Action item: Every entry, exactly as given, must be retyped.

§

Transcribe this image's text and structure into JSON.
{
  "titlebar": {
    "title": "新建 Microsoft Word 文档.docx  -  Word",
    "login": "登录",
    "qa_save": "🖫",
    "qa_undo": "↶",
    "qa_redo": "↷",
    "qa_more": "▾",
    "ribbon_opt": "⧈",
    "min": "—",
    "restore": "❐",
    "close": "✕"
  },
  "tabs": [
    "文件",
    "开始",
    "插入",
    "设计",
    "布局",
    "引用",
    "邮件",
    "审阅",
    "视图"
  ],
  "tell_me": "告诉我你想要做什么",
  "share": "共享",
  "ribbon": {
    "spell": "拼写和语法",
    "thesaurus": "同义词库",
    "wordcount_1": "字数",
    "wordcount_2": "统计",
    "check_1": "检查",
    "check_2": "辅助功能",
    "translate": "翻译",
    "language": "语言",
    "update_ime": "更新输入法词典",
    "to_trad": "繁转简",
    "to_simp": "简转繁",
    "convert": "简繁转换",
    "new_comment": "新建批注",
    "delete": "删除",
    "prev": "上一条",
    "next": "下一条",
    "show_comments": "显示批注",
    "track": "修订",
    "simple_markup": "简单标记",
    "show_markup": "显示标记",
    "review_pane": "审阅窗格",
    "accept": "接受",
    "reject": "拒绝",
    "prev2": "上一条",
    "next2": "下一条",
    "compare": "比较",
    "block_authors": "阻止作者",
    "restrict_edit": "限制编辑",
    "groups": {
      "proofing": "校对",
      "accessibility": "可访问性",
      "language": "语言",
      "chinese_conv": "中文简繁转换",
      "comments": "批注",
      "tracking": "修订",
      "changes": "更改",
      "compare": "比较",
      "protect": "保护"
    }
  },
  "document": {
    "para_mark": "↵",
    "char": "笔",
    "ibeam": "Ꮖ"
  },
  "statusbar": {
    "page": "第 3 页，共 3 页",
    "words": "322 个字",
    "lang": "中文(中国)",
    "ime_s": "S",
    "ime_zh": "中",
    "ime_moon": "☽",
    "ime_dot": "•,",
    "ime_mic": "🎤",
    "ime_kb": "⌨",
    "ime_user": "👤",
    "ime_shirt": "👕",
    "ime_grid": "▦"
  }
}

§

Solution to the problem:
Transcribe this image's text and structure into JSON.
{
  "titlebar": {
    "title": "新建 Microsoft Word 文档.docx  -  Word",
    "login": "登录",
    "qa_save": "🖫",
    "qa_undo": "↶",
    "qa_redo": "↷",
    "qa_more": "▾",
    "ribbon_opt": "⧈",
    "min": "—",
    "restore": "❐",
    "close": "✕"
  },
  "tabs": [
    "文件",
    "开始",
    "插入",
    "设计",
    "布局",
    "引用",
    "邮件",
    "审阅",
    "视图"
  ],
  "tell_me": "告诉我你想要做什么",
  "share": "共享",
  "ribbon": {
    "spell": "拼写和语法",
    "thesaurus": "同义词库",
    "wordcount_1": "字数",
    "wordcount_2": "统计",
    "check_1": "检查",
    "check_2": "辅助功能",
    "translate": "翻译",
    "language": "语言",
    "update_ime": "更新输入法词典",
    "to_trad": "繁转简",
    "to_simp": "简转繁",
    "convert": "简繁转换",
    "new_comment": "新建批注",
    "delete": "删除",
    "prev": "上一条",
    "next": "下一条",
    "show_comments": "显示批注",
    "track": "修订",
    "simple_markup": "简单标记",
    "show_markup": "显示标记",
    "review_pane": "审阅窗格",
    "accept": "接受",
    "reject": "拒绝",
    "prev2": "上一条",
    "next2": "下一条",
    "compare": "比较",
    "block_authors": "阻止作者",
    "restrict_edit": "限制编辑",
    "groups": {
      "proofing": "校对",
      "accessibility": "可访问性",
      "language": "语言",
      "chinese_conv": "中文简繁转换",
      "comments": "批注",
      "tracking": "修订",
      "changes": "更改",
      "compare": "比较",
      "protect": "保护"
    }
  },
  "document": {
    "para_mark": "↵",
    "char": "笔",
    "ibeam": "Ꮖ"
  },
  "statusbar": {
    "page": "第 3 页，共 3 页",
    "words": "322 个字",
    "lang": "中文(中国)",
    "ime_s": "S",
    "ime_zh": "中",
    "ime_moon": "☽",
    "ime_dot": "•,",
    "ime_mic": "🎤",
    "ime_kb": "⌨",
    "ime_user": "👤",
    "ime_shirt": "👕",
    "ime_grid": "▦"
  }
}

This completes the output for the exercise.